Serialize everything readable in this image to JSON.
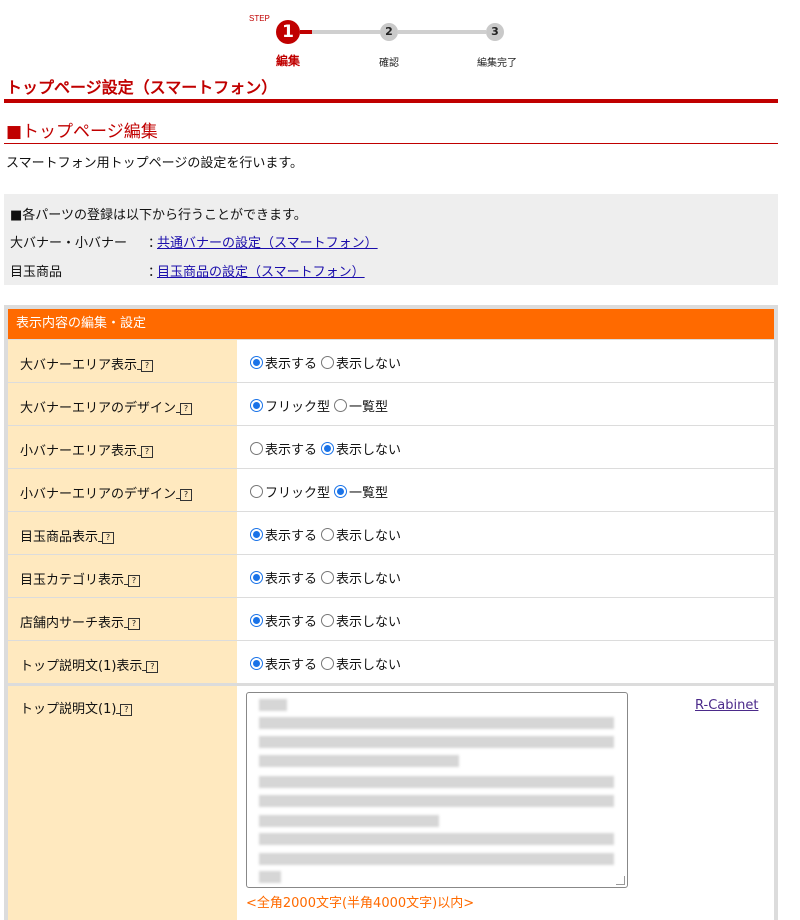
{
  "stepper": {
    "step_word": "STEP",
    "steps": [
      {
        "num": "1",
        "label": "編集"
      },
      {
        "num": "2",
        "label": "確認"
      },
      {
        "num": "3",
        "label": "編集完了"
      }
    ]
  },
  "page_title": "トップページ設定（スマートフォン）",
  "section_title": "■トップページ編集",
  "intro": "スマートフォン用トップページの設定を行います。",
  "parts": {
    "heading": "■各パーツの登録は以下から行うことができます。",
    "rows": [
      {
        "label": "大バナー・小バナー",
        "sep": "：",
        "link": "共通バナーの設定（スマートフォン）"
      },
      {
        "label": "目玉商品",
        "sep": "：",
        "link": "目玉商品の設定（スマートフォン）"
      }
    ]
  },
  "settings": {
    "header": "表示内容の編集・設定",
    "help_glyph": "?",
    "rows": [
      {
        "label": "大バナーエリア表示",
        "options": [
          "表示する",
          "表示しない"
        ],
        "selected": 0
      },
      {
        "label": "大バナーエリアのデザイン",
        "options": [
          "フリック型",
          "一覧型"
        ],
        "selected": 0
      },
      {
        "label": "小バナーエリア表示",
        "options": [
          "表示する",
          "表示しない"
        ],
        "selected": 1
      },
      {
        "label": "小バナーエリアのデザイン",
        "options": [
          "フリック型",
          "一覧型"
        ],
        "selected": 1
      },
      {
        "label": "目玉商品表示",
        "options": [
          "表示する",
          "表示しない"
        ],
        "selected": 0
      },
      {
        "label": "目玉カテゴリ表示",
        "options": [
          "表示する",
          "表示しない"
        ],
        "selected": 0
      },
      {
        "label": "店舗内サーチ表示",
        "options": [
          "表示する",
          "表示しない"
        ],
        "selected": 0
      },
      {
        "label": "トップ説明文(1)表示",
        "options": [
          "表示する",
          "表示しない"
        ],
        "selected": 0
      }
    ],
    "description": {
      "label": "トップ説明文(1)",
      "link": "R-Cabinet",
      "note": "<全角2000文字(半角4000文字)以内>"
    }
  },
  "colors": {
    "brand_red": "#c00000",
    "header_orange": "#ff6a00",
    "label_bg": "#ffe9bf",
    "radio_blue": "#1a73e8"
  }
}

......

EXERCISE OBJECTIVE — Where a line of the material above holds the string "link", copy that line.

EXERCISE RESULT —
        "link": "共通バナーの設定（スマートフォン）"
        "link": "目玉商品の設定（スマートフォン）"
      "link": "R-Cabinet",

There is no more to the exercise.